Problem to work on:
Using the data below, gather each line that includes the word "icon".

Dataset records:
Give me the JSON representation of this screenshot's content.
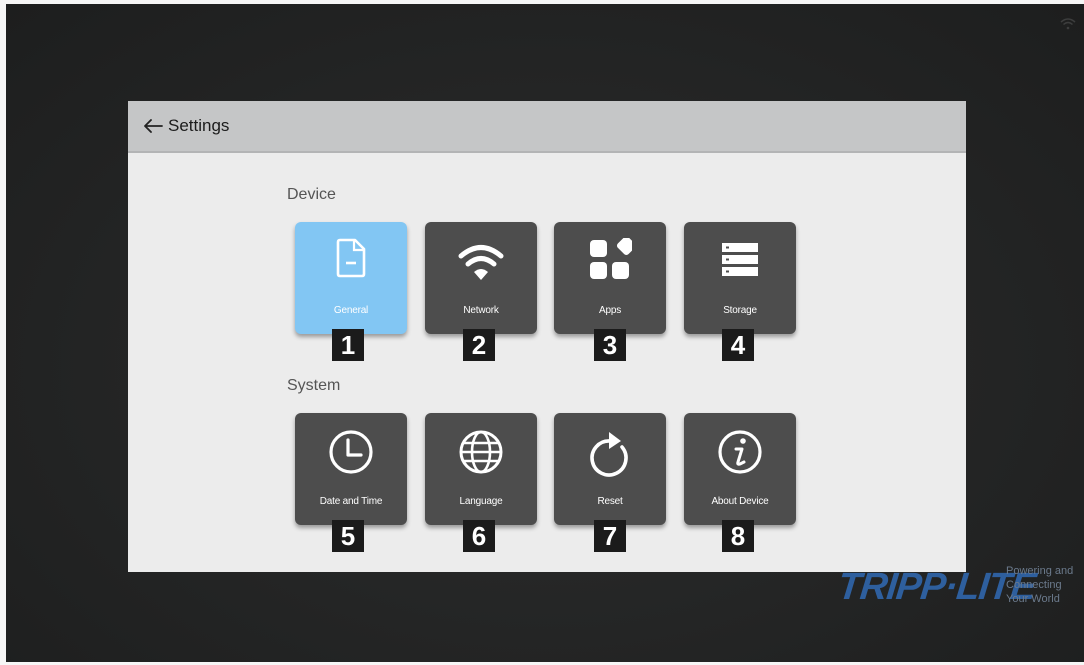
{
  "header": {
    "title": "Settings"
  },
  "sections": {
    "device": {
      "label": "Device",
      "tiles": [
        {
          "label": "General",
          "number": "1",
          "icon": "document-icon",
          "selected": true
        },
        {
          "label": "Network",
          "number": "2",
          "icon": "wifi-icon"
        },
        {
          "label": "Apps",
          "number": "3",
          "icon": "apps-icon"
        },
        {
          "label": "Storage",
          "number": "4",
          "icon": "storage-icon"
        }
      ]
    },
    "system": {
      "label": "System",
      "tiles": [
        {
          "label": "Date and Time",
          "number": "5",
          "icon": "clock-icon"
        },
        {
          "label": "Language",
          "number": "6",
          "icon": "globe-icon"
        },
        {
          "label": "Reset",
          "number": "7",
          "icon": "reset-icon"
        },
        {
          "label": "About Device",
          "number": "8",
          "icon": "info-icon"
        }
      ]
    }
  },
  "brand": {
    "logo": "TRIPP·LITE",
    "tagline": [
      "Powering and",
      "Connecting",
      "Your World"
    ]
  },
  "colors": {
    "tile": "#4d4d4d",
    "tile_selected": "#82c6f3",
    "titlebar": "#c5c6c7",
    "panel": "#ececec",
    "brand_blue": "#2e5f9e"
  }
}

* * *

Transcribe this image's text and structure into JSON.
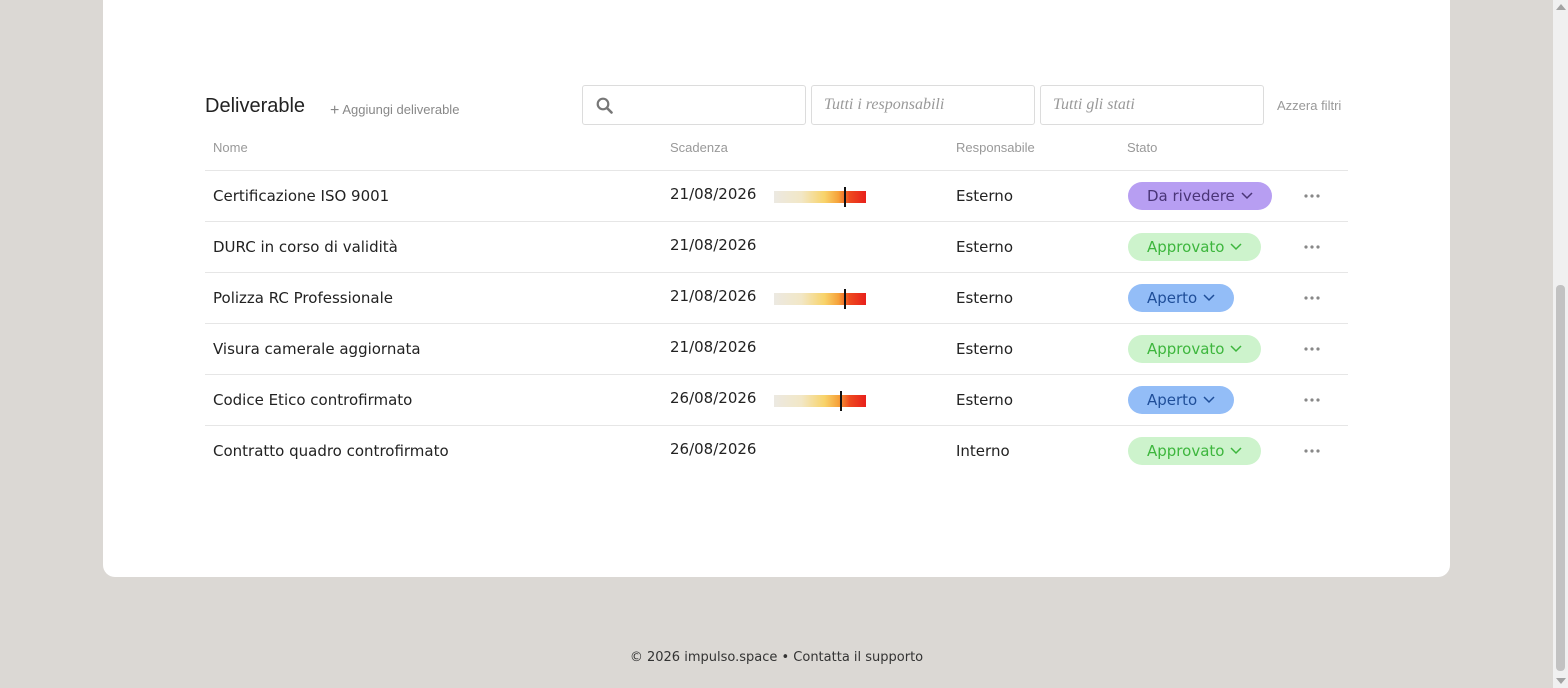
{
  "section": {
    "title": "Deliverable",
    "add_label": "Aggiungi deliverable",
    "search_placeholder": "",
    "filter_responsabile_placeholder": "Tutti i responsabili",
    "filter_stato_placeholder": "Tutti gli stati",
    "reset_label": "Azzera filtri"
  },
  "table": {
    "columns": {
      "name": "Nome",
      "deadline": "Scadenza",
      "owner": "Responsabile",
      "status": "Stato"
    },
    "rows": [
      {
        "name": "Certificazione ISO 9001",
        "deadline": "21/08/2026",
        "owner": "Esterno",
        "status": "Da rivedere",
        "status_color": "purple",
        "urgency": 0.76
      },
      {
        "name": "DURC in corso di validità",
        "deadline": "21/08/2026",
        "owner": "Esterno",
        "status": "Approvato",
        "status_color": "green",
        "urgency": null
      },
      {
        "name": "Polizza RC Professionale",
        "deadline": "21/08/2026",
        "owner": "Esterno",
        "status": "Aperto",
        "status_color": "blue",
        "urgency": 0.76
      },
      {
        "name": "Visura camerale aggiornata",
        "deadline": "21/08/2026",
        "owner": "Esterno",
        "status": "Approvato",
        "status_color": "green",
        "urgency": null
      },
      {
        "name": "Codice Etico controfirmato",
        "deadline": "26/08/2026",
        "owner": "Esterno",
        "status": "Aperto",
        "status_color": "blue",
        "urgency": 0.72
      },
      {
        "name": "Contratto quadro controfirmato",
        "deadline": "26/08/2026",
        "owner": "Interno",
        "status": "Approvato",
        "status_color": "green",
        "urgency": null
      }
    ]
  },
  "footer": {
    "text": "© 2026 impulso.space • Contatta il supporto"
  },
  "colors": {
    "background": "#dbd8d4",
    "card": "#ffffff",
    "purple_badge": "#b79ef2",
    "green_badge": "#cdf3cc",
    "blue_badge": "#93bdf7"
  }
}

Written answer:
          "icon": "document-icon",
          "icon": "wifi-icon"
          "icon": "apps-icon"
          "icon": "storage-icon"
          "icon": "clock-icon"
          "icon": "globe-icon"
          "icon": "reset-icon"
          "icon": "info-icon"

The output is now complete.